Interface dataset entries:
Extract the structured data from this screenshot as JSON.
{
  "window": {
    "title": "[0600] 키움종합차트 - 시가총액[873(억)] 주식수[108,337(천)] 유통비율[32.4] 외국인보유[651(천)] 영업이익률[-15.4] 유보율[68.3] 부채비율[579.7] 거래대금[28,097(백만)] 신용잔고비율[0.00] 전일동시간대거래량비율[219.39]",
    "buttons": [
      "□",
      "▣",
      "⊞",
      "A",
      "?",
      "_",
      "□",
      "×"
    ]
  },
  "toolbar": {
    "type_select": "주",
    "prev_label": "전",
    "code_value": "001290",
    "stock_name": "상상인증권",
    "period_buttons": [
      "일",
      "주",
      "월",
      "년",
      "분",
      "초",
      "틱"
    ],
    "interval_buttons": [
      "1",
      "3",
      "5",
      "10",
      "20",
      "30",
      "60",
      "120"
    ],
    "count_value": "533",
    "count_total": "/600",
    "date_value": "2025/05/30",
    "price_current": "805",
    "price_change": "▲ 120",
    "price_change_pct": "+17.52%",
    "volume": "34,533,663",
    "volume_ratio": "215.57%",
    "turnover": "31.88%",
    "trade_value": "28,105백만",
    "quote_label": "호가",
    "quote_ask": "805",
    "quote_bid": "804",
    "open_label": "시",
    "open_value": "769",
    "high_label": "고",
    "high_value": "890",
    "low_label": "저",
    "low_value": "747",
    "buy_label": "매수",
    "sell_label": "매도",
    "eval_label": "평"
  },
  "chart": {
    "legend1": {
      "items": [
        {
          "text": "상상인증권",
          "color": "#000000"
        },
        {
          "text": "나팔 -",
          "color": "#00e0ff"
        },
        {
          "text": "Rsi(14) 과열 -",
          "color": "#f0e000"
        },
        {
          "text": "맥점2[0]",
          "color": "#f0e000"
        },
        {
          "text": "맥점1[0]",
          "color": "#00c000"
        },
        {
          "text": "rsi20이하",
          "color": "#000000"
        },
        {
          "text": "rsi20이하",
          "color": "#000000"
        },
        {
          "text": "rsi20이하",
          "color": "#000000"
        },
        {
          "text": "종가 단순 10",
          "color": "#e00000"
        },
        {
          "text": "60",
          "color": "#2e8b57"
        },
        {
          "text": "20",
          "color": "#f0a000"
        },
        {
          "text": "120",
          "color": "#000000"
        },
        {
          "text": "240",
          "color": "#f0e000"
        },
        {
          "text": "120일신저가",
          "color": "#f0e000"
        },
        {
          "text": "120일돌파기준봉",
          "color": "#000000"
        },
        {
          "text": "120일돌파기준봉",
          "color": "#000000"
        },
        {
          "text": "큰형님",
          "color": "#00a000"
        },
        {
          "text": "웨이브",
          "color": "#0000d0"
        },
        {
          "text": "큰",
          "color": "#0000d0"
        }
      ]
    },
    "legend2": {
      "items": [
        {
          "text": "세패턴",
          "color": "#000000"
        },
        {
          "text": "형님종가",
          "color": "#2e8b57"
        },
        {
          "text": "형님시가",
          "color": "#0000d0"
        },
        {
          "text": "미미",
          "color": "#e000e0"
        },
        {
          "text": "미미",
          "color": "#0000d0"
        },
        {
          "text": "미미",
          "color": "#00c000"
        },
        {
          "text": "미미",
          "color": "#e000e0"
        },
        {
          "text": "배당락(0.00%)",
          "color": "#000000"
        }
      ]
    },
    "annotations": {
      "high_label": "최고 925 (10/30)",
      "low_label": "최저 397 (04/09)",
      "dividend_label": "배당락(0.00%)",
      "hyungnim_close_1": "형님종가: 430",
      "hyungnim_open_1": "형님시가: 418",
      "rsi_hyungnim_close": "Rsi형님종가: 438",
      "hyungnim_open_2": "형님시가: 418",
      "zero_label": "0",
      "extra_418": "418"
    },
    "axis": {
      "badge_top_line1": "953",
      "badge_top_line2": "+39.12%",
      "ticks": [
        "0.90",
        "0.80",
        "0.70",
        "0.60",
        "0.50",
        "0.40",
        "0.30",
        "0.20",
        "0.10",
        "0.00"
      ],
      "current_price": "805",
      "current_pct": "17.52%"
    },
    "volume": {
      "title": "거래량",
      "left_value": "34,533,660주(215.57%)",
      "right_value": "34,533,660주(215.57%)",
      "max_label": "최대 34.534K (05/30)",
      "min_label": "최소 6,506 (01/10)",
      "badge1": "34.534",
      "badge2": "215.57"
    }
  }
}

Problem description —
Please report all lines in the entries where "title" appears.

Result of the exercise —
    "title": "[0600] 키움종합차트 - 시가총액[873(억)] 주식수[108,337(천)] 유통비율[32.4] 외국인보유[651(천)] 영업이익률[-15.4] 유보율[68.3] 부채비율[579.7] 거래대금[28,097(백만)] 신용잔고비율[0.00] 전일동시간대거래량비율[219.39]",
      "title": "거래량",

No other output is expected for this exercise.